PROVIDED DATA

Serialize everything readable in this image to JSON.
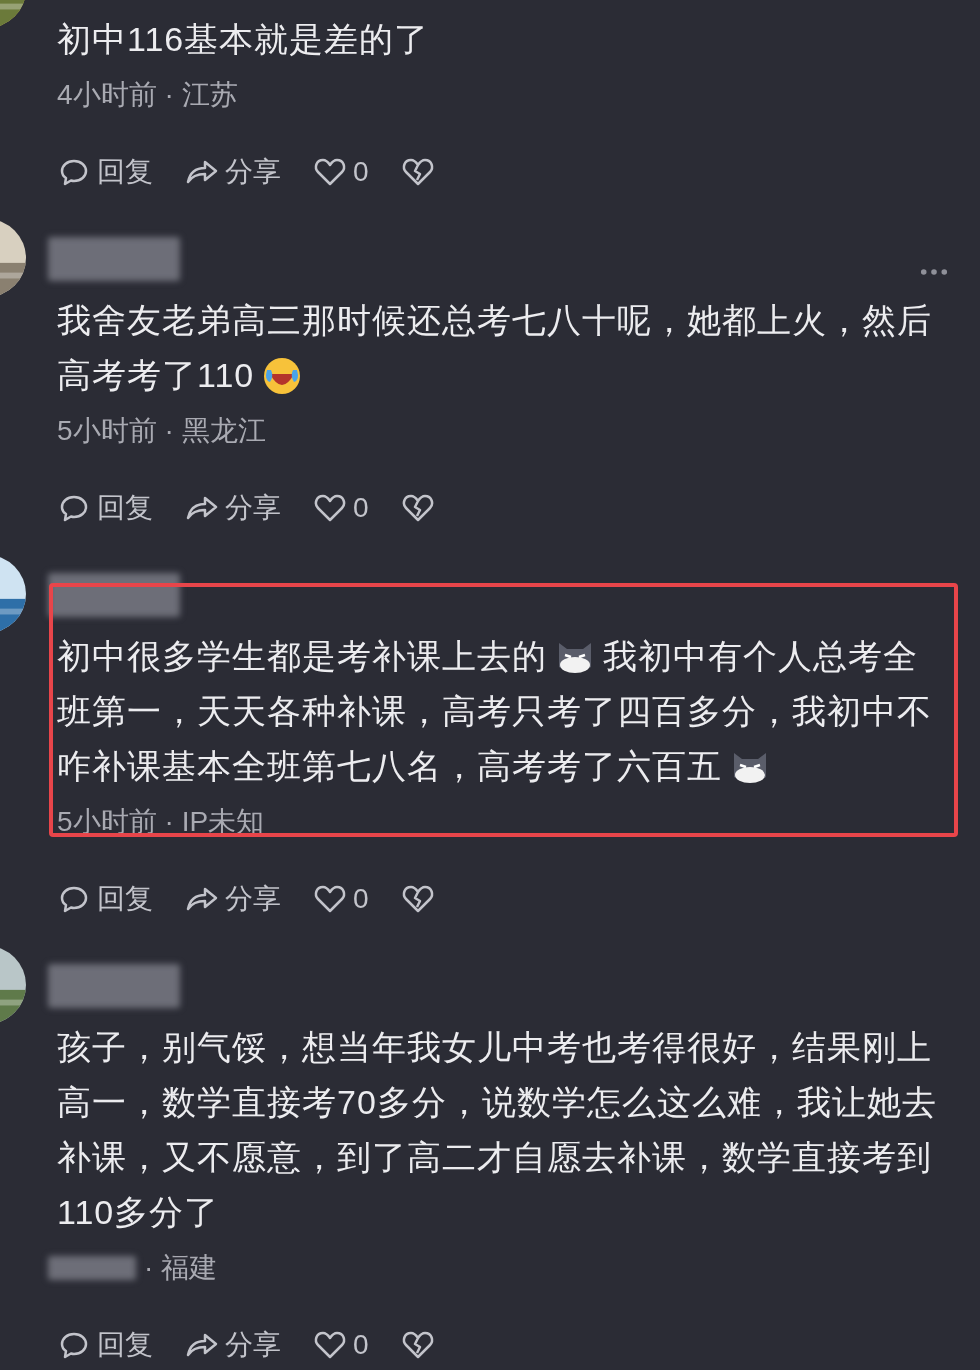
{
  "comments": [
    {
      "username_blurred": false,
      "more_menu": false,
      "highlighted": false,
      "lines": [
        [
          {
            "kind": "text",
            "text": "初中116基本就是差的了"
          }
        ]
      ],
      "meta": {
        "time_blurred": false,
        "time": "4小时前",
        "region": "· 江苏"
      },
      "actions": {
        "reply": "回复",
        "share": "分享",
        "likes": "0"
      }
    },
    {
      "username_blurred": true,
      "more_menu": true,
      "highlighted": false,
      "lines": [
        [
          {
            "kind": "text",
            "text": "我舍友老弟高三那时候还总考七八十呢，她都上火，然后"
          }
        ],
        [
          {
            "kind": "text",
            "text": "高考考了110"
          },
          {
            "kind": "laughing"
          }
        ]
      ],
      "meta": {
        "time_blurred": false,
        "time": "5小时前",
        "region": "· 黑龙江"
      },
      "actions": {
        "reply": "回复",
        "share": "分享",
        "likes": "0"
      }
    },
    {
      "username_blurred": true,
      "more_menu": false,
      "highlighted": true,
      "lines": [
        [
          {
            "kind": "text",
            "text": "初中很多学生都是考补课上去的"
          },
          {
            "kind": "cat"
          },
          {
            "kind": "text",
            "text": "我初中有个人总考全"
          }
        ],
        [
          {
            "kind": "text",
            "text": "班第一，天天各种补课，高考只考了四百多分，我初中不"
          }
        ],
        [
          {
            "kind": "text",
            "text": "咋补课基本全班第七八名，高考考了六百五"
          },
          {
            "kind": "cat"
          }
        ]
      ],
      "meta": {
        "time_blurred": false,
        "time": "5小时前",
        "region": "· IP未知"
      },
      "actions": {
        "reply": "回复",
        "share": "分享",
        "likes": "0"
      }
    },
    {
      "username_blurred": true,
      "more_menu": false,
      "highlighted": false,
      "lines": [
        [
          {
            "kind": "text",
            "text": "孩子，别气馁，想当年我女儿中考也考得很好，结果刚上"
          }
        ],
        [
          {
            "kind": "text",
            "text": "高一，数学直接考70多分，说数学怎么这么难，我让她去"
          }
        ],
        [
          {
            "kind": "text",
            "text": "补课，又不愿意，到了高二才自愿去补课，数学直接考到"
          }
        ],
        [
          {
            "kind": "text",
            "text": "110多分了"
          }
        ]
      ],
      "meta": {
        "time_blurred": true,
        "region": "· 福建"
      },
      "actions": {
        "reply": "回复",
        "share": "分享",
        "likes": "0"
      }
    }
  ]
}
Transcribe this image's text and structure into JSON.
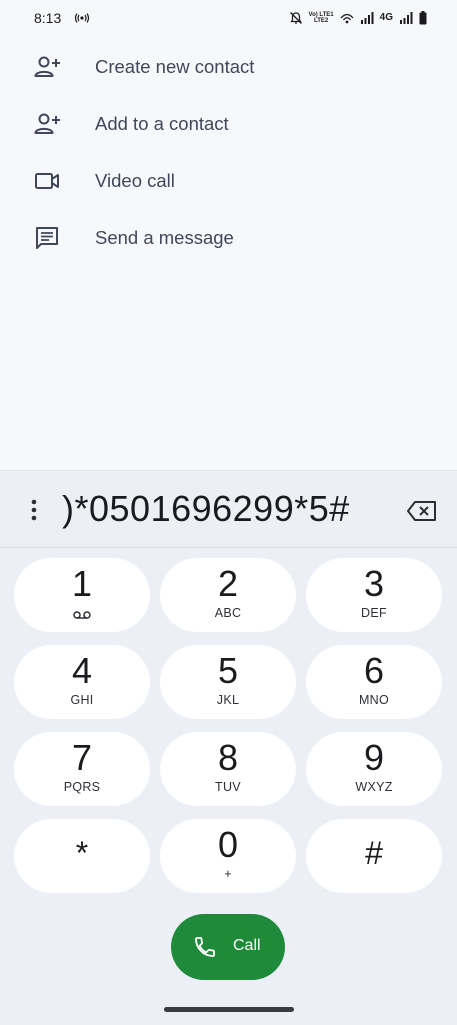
{
  "status_bar": {
    "time": "8:13",
    "volte_top": "Vo) LTE1",
    "volte_bottom": "LTE2",
    "network": "4G"
  },
  "actions": [
    {
      "label": "Create new contact",
      "icon": "person-add-icon"
    },
    {
      "label": "Add to a contact",
      "icon": "person-add-icon"
    },
    {
      "label": "Video call",
      "icon": "videocam-icon"
    },
    {
      "label": "Send a message",
      "icon": "message-icon"
    }
  ],
  "dialer": {
    "number": ")*0501696299*5#"
  },
  "keypad": [
    {
      "digit": "1",
      "letters": ""
    },
    {
      "digit": "2",
      "letters": "ABC"
    },
    {
      "digit": "3",
      "letters": "DEF"
    },
    {
      "digit": "4",
      "letters": "GHI"
    },
    {
      "digit": "5",
      "letters": "JKL"
    },
    {
      "digit": "6",
      "letters": "MNO"
    },
    {
      "digit": "7",
      "letters": "PQRS"
    },
    {
      "digit": "8",
      "letters": "TUV"
    },
    {
      "digit": "9",
      "letters": "WXYZ"
    },
    {
      "digit": "*",
      "letters": ""
    },
    {
      "digit": "0",
      "letters": "+"
    },
    {
      "digit": "#",
      "letters": ""
    }
  ],
  "call_button": {
    "label": "Call"
  },
  "colors": {
    "background": "#f7f8fc",
    "keypad_panel": "#eceff5",
    "key": "#ffffff",
    "call_green": "#1e8a3a",
    "action_text": "#3f4759"
  }
}
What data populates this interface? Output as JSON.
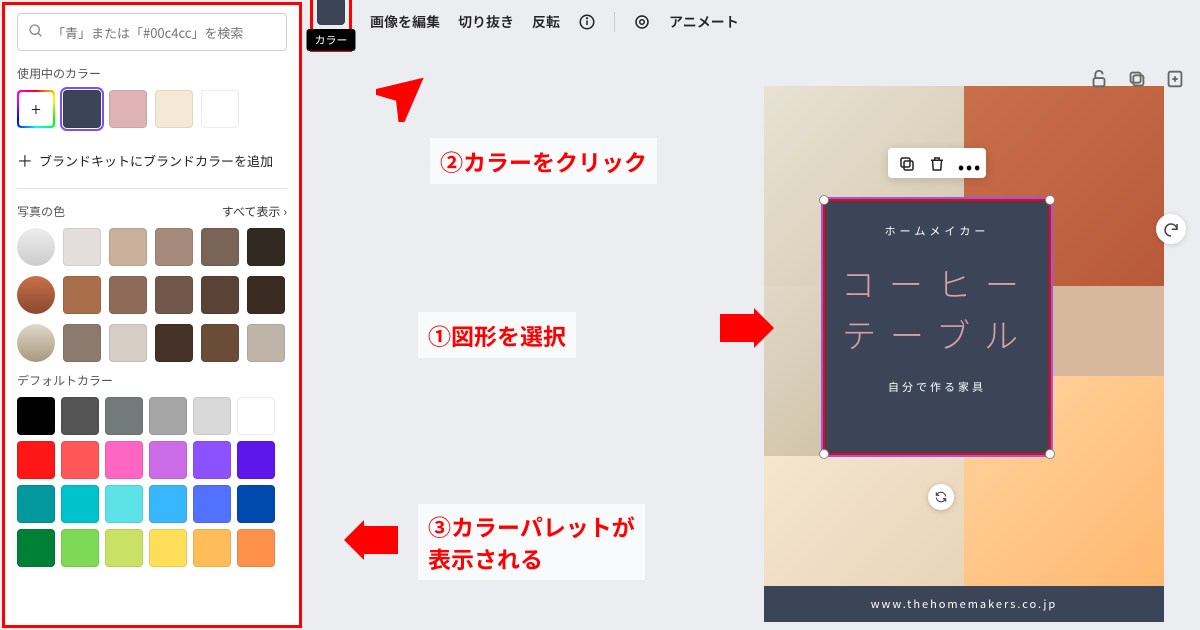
{
  "search": {
    "placeholder": "「青」または「#00c4cc」を検索"
  },
  "sections": {
    "current": "使用中のカラー",
    "brand_add": "ブランドキットにブランドカラーを追加",
    "photo": "写真の色",
    "see_all": "すべて表示",
    "default": "デフォルトカラー"
  },
  "current_colors": [
    "#3c4458",
    "#dfb2b4",
    "#f5e8d4",
    "#ffffff"
  ],
  "photo_colors": [
    [
      "#e3dddb",
      "#c9b19d",
      "#a5897a",
      "#796457",
      "#302a22"
    ],
    [
      "#a86d4b",
      "#8e6b58",
      "#71564a",
      "#5a4236",
      "#3a2c22"
    ],
    [
      "#8d7a6e",
      "#d6cec5",
      "#453128",
      "#6a4c37",
      "#bfb4a8"
    ]
  ],
  "default_colors": [
    [
      "#000000",
      "#545454",
      "#737a7a",
      "#a6a6a6",
      "#d9d9d9",
      "#ffffff"
    ],
    [
      "#ff1616",
      "#ff5757",
      "#ff66c4",
      "#cb6ce6",
      "#8c52ff",
      "#5e17eb"
    ],
    [
      "#03989e",
      "#00c2cb",
      "#5ce1e6",
      "#38b6ff",
      "#5271ff",
      "#004aad"
    ],
    [
      "#008037",
      "#7ed957",
      "#c9e265",
      "#ffde59",
      "#ffbd59",
      "#ff914d"
    ]
  ],
  "toolbar": {
    "color_tooltip": "カラー",
    "edit_image": "画像を編集",
    "crop": "切り抜き",
    "flip": "反転",
    "animate": "アニメート"
  },
  "shape": {
    "subtitle": "ホームメイカー",
    "title_l1": "コーヒー",
    "title_l2": "テーブル",
    "subtitle2": "自分で作る家具",
    "footer": "www.thehomemakers.co.jp"
  },
  "annotations": {
    "a1": "②カラーをクリック",
    "a2": "①図形を選択",
    "a3_l1": "③カラーパレットが",
    "a3_l2": "表示される"
  }
}
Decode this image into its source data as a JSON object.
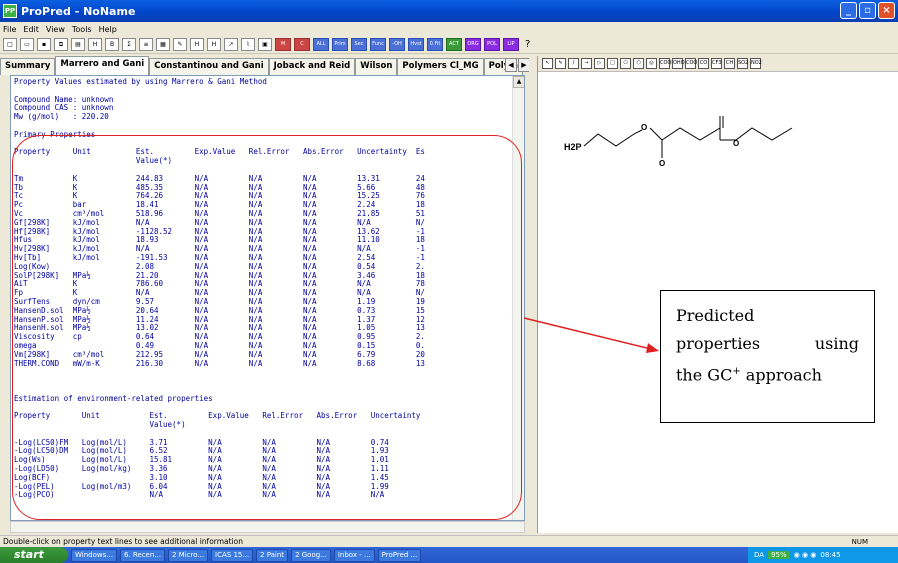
{
  "window": {
    "title": "ProPred - NoName"
  },
  "menu": [
    "File",
    "Edit",
    "View",
    "Tools",
    "Help"
  ],
  "toolbar": {
    "buttons": [
      "new",
      "open",
      "save",
      "copy",
      "paste",
      "Hvap",
      "bold",
      "sum",
      "sort",
      "chart",
      "tools",
      "Hfus",
      "Hvap",
      "trend",
      "graph",
      "print",
      "Mw",
      "crit"
    ],
    "labelled": [
      "ALL",
      "Prim",
      "Sec",
      "Func",
      "-OH",
      "Hvst",
      "0.Fit",
      "ACT",
      "ORG",
      "POL",
      "LIP"
    ],
    "help": "?"
  },
  "tabs": [
    "Summary",
    "Marrero and Gani",
    "Constantinou and Gani",
    "Joback and Reid",
    "Wilson",
    "Polymers Cl_MG",
    "Polym"
  ],
  "content_lines": [
    "Property Values estimated by using Marrero & Gani Method",
    "",
    "Compound Name: unknown",
    "Compound CAS : unknown",
    "Mw (g/mol)   : 220.20",
    "",
    "Primary Properties",
    "",
    "Property     Unit          Est.         Exp.Value   Rel.Error   Abs.Error   Uncertainty  Es",
    "                           Value(*)",
    "",
    "Tm           K             244.83       N/A         N/A         N/A         13.31        24",
    "Tb           K             485.35       N/A         N/A         N/A         5.66         48",
    "Tc           K             764.26       N/A         N/A         N/A         15.25        76",
    "Pc           bar           18.41        N/A         N/A         N/A         2.24         18",
    "Vc           cm³/mol       518.96       N/A         N/A         N/A         21.85        51",
    "Gf[298K]     kJ/mol        N/A          N/A         N/A         N/A         N/A          N/",
    "Hf[298K]     kJ/mol        -1128.52     N/A         N/A         N/A         13.62        -1",
    "Hfus         kJ/mol        18.93        N/A         N/A         N/A         11.10        18",
    "Hv[298K]     kJ/mol        N/A          N/A         N/A         N/A         N/A          -1",
    "Hv[Tb]       kJ/mol        -191.53      N/A         N/A         N/A         2.54         -1",
    "Log(Kow)                   2.08         N/A         N/A         N/A         0.54         2.",
    "SolP[298K]   MPa½          21.20        N/A         N/A         N/A         3.46         18",
    "AiT          K             786.60       N/A         N/A         N/A         N/A          78",
    "Fp           K             N/A          N/A         N/A         N/A         N/A          N/",
    "SurfTens     dyn/cm        9.57         N/A         N/A         N/A         1.19         19",
    "HansenD.sol  MPa½          20.64        N/A         N/A         N/A         0.73         15",
    "HansenP.sol  MPa½          11.24        N/A         N/A         N/A         1.37         12",
    "HansenH.sol  MPa½          13.02        N/A         N/A         N/A         1.05         13",
    "Viscosity    cp            0.64         N/A         N/A         N/A         0.95         2.",
    "omega                      0.49         N/A         N/A         N/A         0.15         0.",
    "Vm[298K]     cm³/mol       212.95       N/A         N/A         N/A         6.79         20",
    "THERM.COND   mW/m-K        216.30       N/A         N/A         N/A         8.68         13",
    "",
    "",
    "",
    "Estimation of environment-related properties",
    "",
    "Property       Unit           Est.         Exp.Value   Rel.Error   Abs.Error   Uncertainty",
    "                              Value(*)",
    "",
    "-Log(LC50)FM   Log(mol/L)     3.71         N/A         N/A         N/A         0.74",
    "-Log(LC50)DM   Log(mol/L)     6.52         N/A         N/A         N/A         1.93",
    "Log(Ws)        Log(mol/L)     15.81        N/A         N/A         N/A         1.01",
    "-Log(LD50)     Log(mol/kg)    3.36         N/A         N/A         N/A         1.11",
    "Log(BCF)                      3.10         N/A         N/A         N/A         1.45",
    "-Log(PEL)      Log(mol/m3)    6.04         N/A         N/A         N/A         1.99",
    "-Log(PCO)                     N/A          N/A         N/A         N/A         N/A"
  ],
  "draw_tools": [
    "select",
    "pencil",
    "line",
    "arrow",
    "rect",
    "pent",
    "hex",
    "ring",
    "COOH",
    "OHO",
    "COO",
    "CO",
    "CF3",
    "CH",
    "SO2",
    "NO2"
  ],
  "molecule": {
    "labels": [
      "H2P",
      "O",
      "O",
      "O",
      "O"
    ]
  },
  "callout": {
    "line1": "Predicted",
    "line2a": "properties",
    "line2b": "using",
    "line3": "the GC",
    "sup": "+",
    "line3b": " approach"
  },
  "status": {
    "text": "Double-click on property text lines to see additional information",
    "num": "NUM"
  },
  "taskbar": {
    "start": "start",
    "items": [
      "Windows...",
      "6. Recen...",
      "2 Micro...",
      "ICAS 15...",
      "2 Paint",
      "2 Goog...",
      "Inbox - ...",
      "ProPred ..."
    ],
    "lang": "DA",
    "zoom": "95%",
    "time": "08:45"
  }
}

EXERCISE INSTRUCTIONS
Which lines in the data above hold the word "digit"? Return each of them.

SOLVED PROBLEM
      "digit": "1",
      "digit": "2",
      "digit": "3",
      "digit": "4",
      "digit": "5",
      "digit": "6",
      "digit": "7",
      "digit": "8",
      "digit": "9",
      "digit": "*",
      "digit": "0",
      "digit": "#",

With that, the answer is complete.